Data records:
____________

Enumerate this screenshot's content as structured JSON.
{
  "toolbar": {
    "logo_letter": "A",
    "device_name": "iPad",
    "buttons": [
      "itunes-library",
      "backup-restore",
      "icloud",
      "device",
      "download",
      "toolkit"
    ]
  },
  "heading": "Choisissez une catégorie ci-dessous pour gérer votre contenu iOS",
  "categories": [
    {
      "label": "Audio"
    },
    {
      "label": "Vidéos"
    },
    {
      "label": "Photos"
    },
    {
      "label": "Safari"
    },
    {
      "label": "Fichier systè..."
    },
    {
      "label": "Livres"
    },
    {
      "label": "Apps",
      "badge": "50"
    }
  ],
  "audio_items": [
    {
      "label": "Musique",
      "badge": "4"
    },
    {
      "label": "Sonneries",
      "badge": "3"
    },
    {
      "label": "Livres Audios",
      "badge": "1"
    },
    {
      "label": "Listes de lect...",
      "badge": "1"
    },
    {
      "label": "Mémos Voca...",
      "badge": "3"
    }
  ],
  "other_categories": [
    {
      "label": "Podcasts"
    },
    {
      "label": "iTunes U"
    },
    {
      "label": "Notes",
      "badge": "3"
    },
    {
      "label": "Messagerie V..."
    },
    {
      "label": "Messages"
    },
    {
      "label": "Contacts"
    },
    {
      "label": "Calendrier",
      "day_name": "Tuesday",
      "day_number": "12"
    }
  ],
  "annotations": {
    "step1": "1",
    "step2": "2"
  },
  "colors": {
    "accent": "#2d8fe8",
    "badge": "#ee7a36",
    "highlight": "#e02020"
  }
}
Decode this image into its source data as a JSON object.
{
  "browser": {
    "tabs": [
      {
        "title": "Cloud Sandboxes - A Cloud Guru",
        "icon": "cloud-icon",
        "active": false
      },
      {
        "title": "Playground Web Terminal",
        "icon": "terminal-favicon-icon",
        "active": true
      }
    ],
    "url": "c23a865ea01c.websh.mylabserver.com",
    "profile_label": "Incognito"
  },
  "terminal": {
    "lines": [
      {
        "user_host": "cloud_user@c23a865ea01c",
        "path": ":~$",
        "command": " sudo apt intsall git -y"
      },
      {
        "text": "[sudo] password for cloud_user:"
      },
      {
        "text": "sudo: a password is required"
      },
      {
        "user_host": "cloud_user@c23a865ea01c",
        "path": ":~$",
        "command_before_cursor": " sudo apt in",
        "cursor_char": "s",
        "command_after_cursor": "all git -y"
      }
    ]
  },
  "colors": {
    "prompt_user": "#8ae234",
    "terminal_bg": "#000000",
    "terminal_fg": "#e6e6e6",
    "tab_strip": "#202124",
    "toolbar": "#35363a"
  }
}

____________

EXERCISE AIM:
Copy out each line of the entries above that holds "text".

ANSWER SPACE:
        "text": "[sudo] password for cloud_user:"
        "text": "sudo: a password is required"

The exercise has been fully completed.